The Mic Recommends...

It's Halloween week, and some of the music releases this week have been spookily good, from highlights of Don Broco and Biffy Clyro's new albums to UoN alumni Blondes' latest single Out the Neighbourhood. So, turn your Halloween playlist off for just a moment (Thriller can wait, I promise) and take the time to appreciate the best new music offerings of the week. I promise this is not a trick - on the contrary, I can guarantee it will be an absolute treat.


Prester John - Animal Collective

New single from legendary experimental outfit Animal Collective is a sensational return to form. After years of mediocre efforts, the band appears incredibly focused, providing harmonious group vocals and on point production that sounds euphoric throughout the six-minute runtime. The Prester John is filled with nostalgia for past material, it is akin to previously used sound palettes from albums like Strawberry Jam and Merriweather Post Pavilion. Yet, even given the clear call backs to their beloved releases, the track lacks the dynamics that we came to love during their early days, leaving the single to become somewhat forgettable. However, this is still a promising comeback for the band and if they continue to build from the momentum that they’ve set down here, their upcoming album will surely impress many long-time fans. Let us hope that when Avery Tare and co can live up to high expectations. Josh Jones



Out the Neighbourhood - Blondes

Nottingham boys Blondes are back following the success of their previous single Street Fight with new track Out the Neighbourhood, which they previewed during their Dot to Dot Festival set last month. The track features the lyric "Just take off your T-shirt", and the band even took the moment during their set to relive their UoN days spent partying at Ocean, asking the crowd to do exactly what the lyric said: take off their T-shirts, and swing them in the air. Even though this is not something that many people were prepared for at two o-clock in the afternoon on a Sunday, I imagine this will go down a treat at a headline show in the evening, especially in their hometown. The song will serve as the title track of their forthcoming EP, which will be released on 12th November. Gemma Cockrell
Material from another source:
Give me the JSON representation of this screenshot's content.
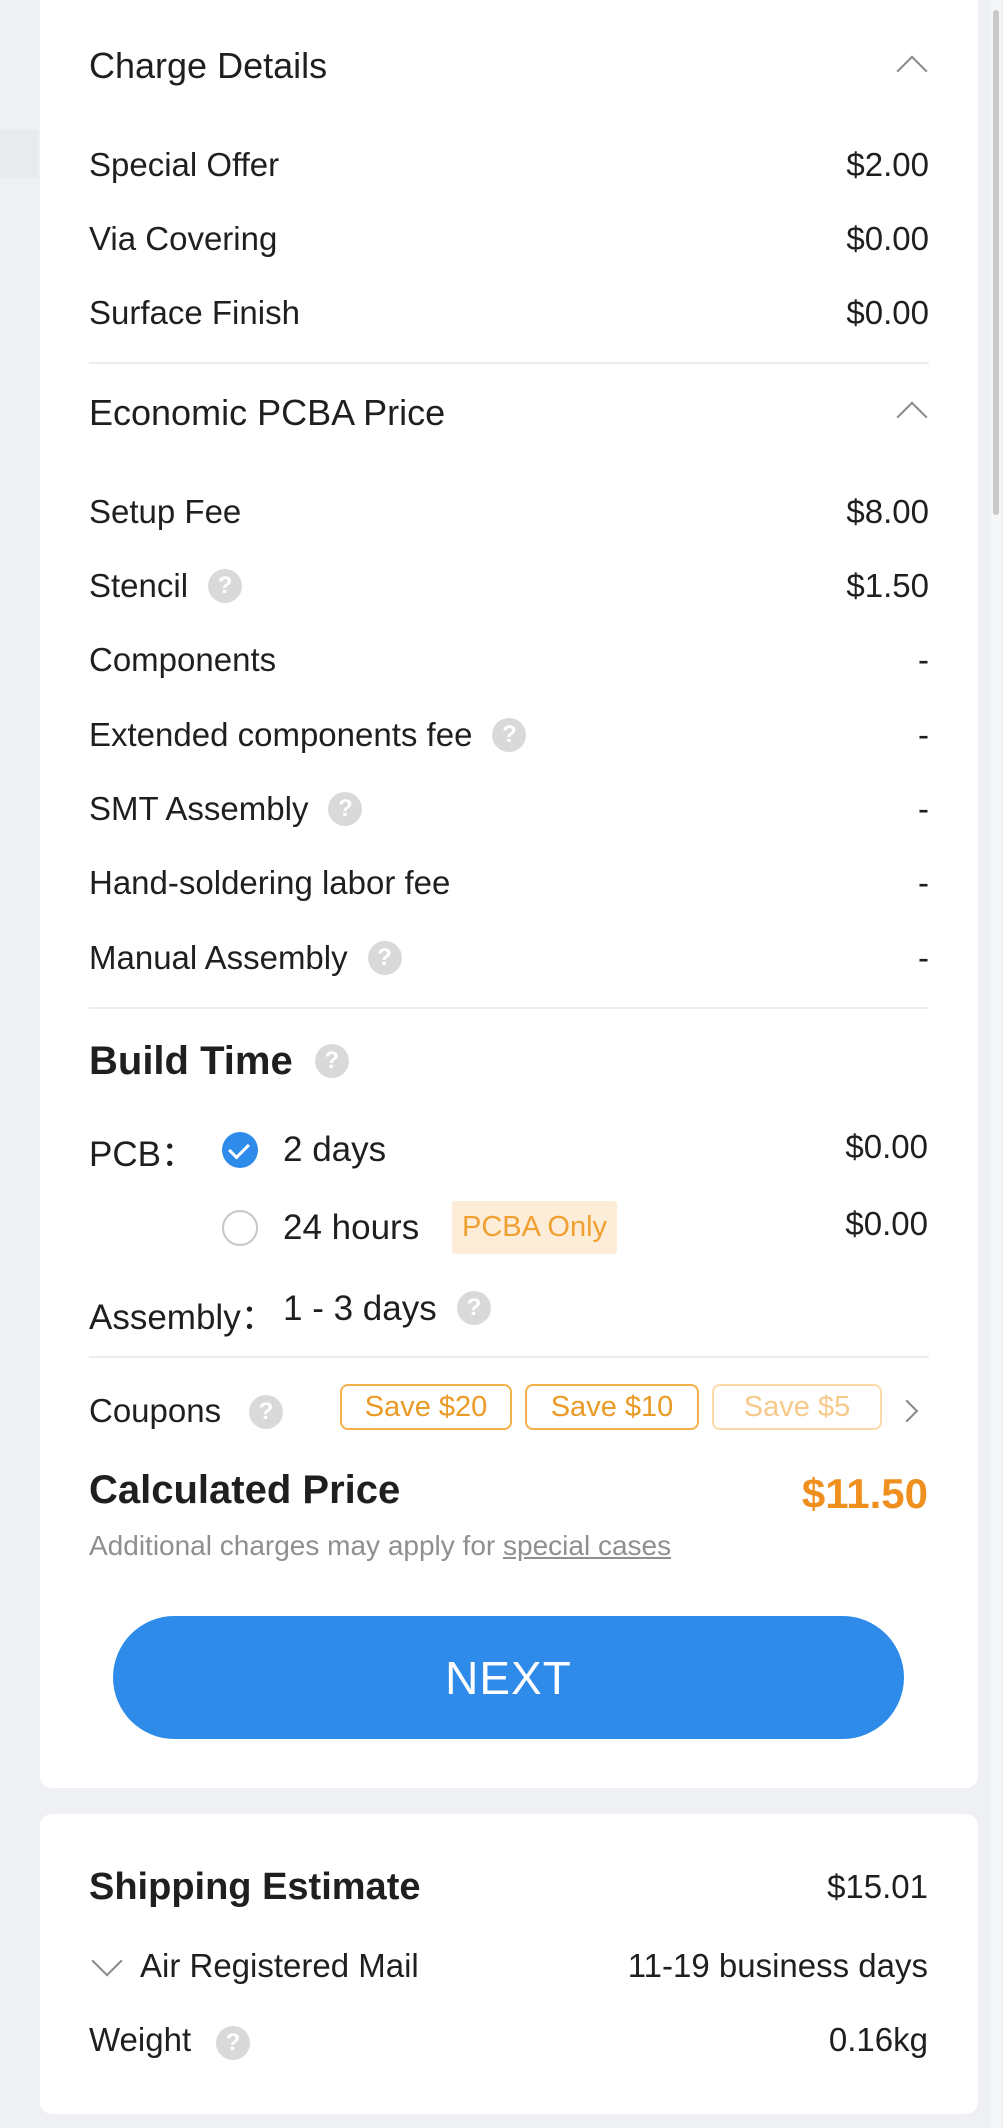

Bruce Willis - Don Broco

Embedded anticipatingly within their experimental and genre-bending album Amazing Things, Don Broco keep listeners on their toes, whilst unforgivingly head-banging throughout, with higher expectations song-by-song. Bruce Willis delivers a rock song with a thousand cherries on top. Fooling us with what sounds like a cathartic piano ballad to begin with, the Bedford boys ramp up the bass and create an illusion with the drums as if you are being chased, only to realise that this is the modern rock that you never knew you desperately needed. With vocals reminiscent of Amy from the Nova Twins and cynical laughter in the choruses alike to Greedy on Yonaka’s 2021 mixtape, Don Broco make a brave statement that they are not afraid to revolutionise rock music. Their protest for (aptly named) amazing things in the scene is bedazzled with irony, parody and vulnerability that will create laughter, passion, and outrage in the pit on their upcoming tour. Roxann Yus



Lewis, Be Brave - Clean Cut Kid

Liverpool based indie-pop band, Clean Cut Kid, have garnered a dedicated but small fanbase using soulful melodies and heartfelt lyrics. Lewis, Be Brave is another helping of that. This is the second single from their upcoming album, Hiss, being released sometime in 2022. Here, the band continues to use the same formula - jangly guitars, dense bass and group vocals - that admittedly works wonders. The track is emotionally stirring, an ode to grief and what comes after. Everything sounds upbeat however the lyrics are almost devastating, an absolute triumph of this new single. Sadly, Clean Cut Kid’s failure to innovate since their 2017 album Felt leaves each single sounding staler. Moreover, production on the track can be overbearing at points. Yet, the band is always fun to listen to and offers some fantastic songs from time to time, I’m happy to say Lewis, Be Brave manages to meet expectations set by their great material of the past. Josh Jones


Errors In The History Of God - Biffy Clyro

Last week, the Scottish band (and modern legends) Biffy Clyro released their latest album The Myth of the Happily Ever After, the noted sister album to A Celebration of Endings. The album consists of rejected songs and warps into an experimental, flourishing, and beautiful mix. It feels unstable and deliciously creative - the title of ‘sister’ album should absolutely not be taken to mean that it is sub-par. One of the tracks that particularly caught my attention from the album was Errors In The History Of God. To be honest? This song is bloody cool. While depicting the turmoil of our species as a whole it does not feel hopeless, more dysfunctional. The beat is apocalyptic (definitely fitting of the past few years) and punchy and it is a wonderful addition to Biffy’s already impressive repertoire. Clyro just can’t go wrong. Hattie Kilner



Edited by: Gemma Cockrell


Featured image courtesy of Don Broco via Facebook.